* **WORK TASK**
Report each line from the records where the string "USDT" turns up.

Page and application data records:
*** Begin section ***
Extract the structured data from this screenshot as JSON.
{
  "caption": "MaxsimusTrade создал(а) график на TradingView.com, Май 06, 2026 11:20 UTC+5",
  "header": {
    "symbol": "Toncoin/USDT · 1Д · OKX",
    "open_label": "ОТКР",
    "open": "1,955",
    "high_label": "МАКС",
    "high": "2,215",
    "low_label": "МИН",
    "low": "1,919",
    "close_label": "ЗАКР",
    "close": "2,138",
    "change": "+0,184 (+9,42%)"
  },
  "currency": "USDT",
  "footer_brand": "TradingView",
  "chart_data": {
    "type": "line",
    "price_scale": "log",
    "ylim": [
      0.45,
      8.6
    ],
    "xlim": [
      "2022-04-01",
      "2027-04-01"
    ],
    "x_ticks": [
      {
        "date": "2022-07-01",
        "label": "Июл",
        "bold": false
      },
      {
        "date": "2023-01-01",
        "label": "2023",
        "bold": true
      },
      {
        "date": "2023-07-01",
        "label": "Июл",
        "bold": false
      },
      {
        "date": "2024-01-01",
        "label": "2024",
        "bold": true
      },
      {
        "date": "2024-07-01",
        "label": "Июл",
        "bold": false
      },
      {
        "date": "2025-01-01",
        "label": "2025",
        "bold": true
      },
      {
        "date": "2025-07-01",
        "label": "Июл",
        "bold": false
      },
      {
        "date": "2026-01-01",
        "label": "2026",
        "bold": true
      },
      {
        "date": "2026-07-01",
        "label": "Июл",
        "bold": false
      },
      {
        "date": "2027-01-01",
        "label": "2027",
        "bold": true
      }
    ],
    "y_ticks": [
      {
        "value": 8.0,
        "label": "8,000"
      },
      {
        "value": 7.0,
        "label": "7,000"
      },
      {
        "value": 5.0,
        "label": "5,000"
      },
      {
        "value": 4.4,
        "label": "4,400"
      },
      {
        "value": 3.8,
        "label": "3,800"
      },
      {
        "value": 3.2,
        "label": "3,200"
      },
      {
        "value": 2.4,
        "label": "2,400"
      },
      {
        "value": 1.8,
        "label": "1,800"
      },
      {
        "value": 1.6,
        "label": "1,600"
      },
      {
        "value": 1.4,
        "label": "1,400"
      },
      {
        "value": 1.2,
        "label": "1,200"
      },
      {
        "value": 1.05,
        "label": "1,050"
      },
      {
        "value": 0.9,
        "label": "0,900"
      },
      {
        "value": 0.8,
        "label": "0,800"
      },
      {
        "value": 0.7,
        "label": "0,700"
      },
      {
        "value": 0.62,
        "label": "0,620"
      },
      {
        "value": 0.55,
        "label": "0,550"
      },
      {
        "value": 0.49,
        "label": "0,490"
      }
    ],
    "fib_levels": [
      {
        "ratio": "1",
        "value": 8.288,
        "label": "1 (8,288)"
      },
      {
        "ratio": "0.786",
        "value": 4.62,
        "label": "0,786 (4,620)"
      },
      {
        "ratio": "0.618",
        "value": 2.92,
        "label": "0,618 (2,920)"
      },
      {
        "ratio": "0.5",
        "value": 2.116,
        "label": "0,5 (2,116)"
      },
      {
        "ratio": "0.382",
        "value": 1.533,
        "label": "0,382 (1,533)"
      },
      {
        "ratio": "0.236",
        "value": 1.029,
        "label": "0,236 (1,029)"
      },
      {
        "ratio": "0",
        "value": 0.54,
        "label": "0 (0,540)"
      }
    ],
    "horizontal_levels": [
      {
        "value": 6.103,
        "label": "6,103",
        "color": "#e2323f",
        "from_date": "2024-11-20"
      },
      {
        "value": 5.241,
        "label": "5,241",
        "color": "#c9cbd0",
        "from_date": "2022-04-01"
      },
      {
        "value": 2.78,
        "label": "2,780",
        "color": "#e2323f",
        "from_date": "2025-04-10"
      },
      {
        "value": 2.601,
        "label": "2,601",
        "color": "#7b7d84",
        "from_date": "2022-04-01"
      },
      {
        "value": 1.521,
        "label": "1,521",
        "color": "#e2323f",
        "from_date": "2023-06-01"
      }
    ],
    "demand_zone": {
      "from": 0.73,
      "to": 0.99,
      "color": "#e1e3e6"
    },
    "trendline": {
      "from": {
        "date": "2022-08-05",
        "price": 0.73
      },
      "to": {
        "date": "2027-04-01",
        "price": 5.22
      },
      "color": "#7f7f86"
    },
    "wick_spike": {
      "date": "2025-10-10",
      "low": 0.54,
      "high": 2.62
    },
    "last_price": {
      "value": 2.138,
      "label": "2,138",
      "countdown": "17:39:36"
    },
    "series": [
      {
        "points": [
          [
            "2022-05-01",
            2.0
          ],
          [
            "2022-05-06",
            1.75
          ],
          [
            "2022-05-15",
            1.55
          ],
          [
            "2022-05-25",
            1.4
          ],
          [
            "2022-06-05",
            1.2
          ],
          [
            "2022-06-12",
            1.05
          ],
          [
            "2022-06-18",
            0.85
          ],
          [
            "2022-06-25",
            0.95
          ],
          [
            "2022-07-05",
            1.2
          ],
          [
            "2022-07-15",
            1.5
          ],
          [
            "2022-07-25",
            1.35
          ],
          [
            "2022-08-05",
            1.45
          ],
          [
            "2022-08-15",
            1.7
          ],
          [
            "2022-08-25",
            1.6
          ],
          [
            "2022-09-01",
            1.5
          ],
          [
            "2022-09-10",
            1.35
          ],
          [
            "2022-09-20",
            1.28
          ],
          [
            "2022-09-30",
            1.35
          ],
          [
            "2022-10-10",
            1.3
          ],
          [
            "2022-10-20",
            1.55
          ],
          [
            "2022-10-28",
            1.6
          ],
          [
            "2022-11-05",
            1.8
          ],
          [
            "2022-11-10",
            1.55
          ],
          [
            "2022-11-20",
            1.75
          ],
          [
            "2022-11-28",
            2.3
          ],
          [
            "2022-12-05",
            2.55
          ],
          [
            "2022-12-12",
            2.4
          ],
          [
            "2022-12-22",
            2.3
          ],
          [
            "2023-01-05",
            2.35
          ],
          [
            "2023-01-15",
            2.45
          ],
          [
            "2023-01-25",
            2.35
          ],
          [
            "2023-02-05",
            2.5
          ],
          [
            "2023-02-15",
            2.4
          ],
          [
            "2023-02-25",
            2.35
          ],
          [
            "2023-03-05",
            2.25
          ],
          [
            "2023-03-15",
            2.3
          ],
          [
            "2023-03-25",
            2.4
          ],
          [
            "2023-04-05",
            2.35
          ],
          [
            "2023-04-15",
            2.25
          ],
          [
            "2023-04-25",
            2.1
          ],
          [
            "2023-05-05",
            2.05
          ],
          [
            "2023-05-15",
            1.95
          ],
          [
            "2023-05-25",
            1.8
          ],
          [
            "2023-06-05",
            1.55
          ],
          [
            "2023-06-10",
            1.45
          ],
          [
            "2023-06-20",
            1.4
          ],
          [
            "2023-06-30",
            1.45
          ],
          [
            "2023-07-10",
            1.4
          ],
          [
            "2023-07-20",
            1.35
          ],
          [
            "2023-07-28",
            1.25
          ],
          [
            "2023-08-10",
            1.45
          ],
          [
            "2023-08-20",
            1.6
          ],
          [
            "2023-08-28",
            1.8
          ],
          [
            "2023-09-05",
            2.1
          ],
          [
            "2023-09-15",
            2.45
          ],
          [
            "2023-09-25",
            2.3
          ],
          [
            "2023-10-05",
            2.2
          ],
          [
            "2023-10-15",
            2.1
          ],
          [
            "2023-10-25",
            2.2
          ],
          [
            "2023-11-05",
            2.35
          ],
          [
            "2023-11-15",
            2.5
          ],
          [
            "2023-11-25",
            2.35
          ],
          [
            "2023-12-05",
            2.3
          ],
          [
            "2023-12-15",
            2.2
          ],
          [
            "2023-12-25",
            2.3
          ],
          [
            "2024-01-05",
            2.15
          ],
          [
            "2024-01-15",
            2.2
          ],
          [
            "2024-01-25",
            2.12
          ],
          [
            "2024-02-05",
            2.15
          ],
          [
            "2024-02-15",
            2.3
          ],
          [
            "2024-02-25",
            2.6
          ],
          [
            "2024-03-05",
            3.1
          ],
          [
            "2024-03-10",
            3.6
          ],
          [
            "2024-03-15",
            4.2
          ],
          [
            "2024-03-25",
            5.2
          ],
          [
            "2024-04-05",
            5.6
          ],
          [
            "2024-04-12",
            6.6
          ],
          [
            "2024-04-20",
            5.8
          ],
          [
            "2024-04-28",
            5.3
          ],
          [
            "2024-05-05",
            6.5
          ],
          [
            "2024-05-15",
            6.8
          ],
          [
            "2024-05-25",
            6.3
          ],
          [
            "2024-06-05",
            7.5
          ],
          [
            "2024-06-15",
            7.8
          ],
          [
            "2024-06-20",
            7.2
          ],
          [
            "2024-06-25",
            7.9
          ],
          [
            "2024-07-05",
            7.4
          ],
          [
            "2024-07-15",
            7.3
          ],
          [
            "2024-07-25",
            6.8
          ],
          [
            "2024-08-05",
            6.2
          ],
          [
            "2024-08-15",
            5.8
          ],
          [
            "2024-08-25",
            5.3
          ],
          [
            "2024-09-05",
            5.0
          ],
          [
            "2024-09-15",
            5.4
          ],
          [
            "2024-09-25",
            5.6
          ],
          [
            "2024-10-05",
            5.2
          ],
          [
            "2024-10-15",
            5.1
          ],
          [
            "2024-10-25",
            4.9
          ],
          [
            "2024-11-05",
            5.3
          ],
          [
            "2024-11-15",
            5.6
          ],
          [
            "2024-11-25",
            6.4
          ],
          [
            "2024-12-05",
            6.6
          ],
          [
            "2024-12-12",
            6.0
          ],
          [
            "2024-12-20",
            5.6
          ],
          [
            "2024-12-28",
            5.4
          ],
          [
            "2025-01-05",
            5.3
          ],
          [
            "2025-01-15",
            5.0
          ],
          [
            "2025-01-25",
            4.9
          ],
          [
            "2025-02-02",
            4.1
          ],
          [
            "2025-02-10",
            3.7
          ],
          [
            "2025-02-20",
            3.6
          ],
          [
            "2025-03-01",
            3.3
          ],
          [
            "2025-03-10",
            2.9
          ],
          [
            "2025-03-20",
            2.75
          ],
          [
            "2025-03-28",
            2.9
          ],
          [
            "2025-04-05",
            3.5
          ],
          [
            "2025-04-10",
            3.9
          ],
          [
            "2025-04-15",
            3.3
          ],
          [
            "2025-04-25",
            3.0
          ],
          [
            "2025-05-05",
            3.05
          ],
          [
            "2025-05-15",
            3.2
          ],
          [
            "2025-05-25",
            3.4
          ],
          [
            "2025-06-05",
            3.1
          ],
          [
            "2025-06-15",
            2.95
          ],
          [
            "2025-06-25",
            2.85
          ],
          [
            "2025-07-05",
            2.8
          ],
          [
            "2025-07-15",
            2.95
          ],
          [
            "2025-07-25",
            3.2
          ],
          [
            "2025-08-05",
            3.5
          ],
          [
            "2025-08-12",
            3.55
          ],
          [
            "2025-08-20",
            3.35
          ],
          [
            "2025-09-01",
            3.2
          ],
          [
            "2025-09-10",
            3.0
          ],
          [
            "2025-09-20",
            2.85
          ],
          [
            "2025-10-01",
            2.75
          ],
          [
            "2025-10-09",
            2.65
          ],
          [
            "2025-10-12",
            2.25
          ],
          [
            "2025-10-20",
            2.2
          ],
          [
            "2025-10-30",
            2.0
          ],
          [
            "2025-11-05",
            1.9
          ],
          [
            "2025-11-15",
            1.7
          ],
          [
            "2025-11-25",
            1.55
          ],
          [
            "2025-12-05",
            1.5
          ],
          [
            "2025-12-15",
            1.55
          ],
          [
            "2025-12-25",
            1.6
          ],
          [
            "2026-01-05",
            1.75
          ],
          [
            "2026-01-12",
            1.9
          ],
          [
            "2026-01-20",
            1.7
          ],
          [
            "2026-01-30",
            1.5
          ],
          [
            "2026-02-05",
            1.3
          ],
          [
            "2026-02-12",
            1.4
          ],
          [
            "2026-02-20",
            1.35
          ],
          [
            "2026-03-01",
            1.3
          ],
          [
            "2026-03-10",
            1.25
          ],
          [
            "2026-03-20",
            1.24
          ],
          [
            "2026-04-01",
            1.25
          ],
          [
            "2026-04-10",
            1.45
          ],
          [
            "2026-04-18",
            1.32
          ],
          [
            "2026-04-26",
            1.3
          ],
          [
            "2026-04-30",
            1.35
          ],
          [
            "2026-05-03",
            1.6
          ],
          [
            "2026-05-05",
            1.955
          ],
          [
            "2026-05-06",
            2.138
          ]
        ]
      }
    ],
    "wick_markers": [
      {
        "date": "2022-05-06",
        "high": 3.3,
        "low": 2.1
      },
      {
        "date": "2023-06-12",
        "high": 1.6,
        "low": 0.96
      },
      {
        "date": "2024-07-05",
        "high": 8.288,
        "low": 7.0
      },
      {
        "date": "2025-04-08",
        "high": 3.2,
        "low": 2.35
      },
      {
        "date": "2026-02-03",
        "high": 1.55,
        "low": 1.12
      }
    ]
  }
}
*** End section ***
* **WRITTEN ANSWER**
    "symbol": "Toncoin/USDT · 1Д · OKX",
  "currency": "USDT",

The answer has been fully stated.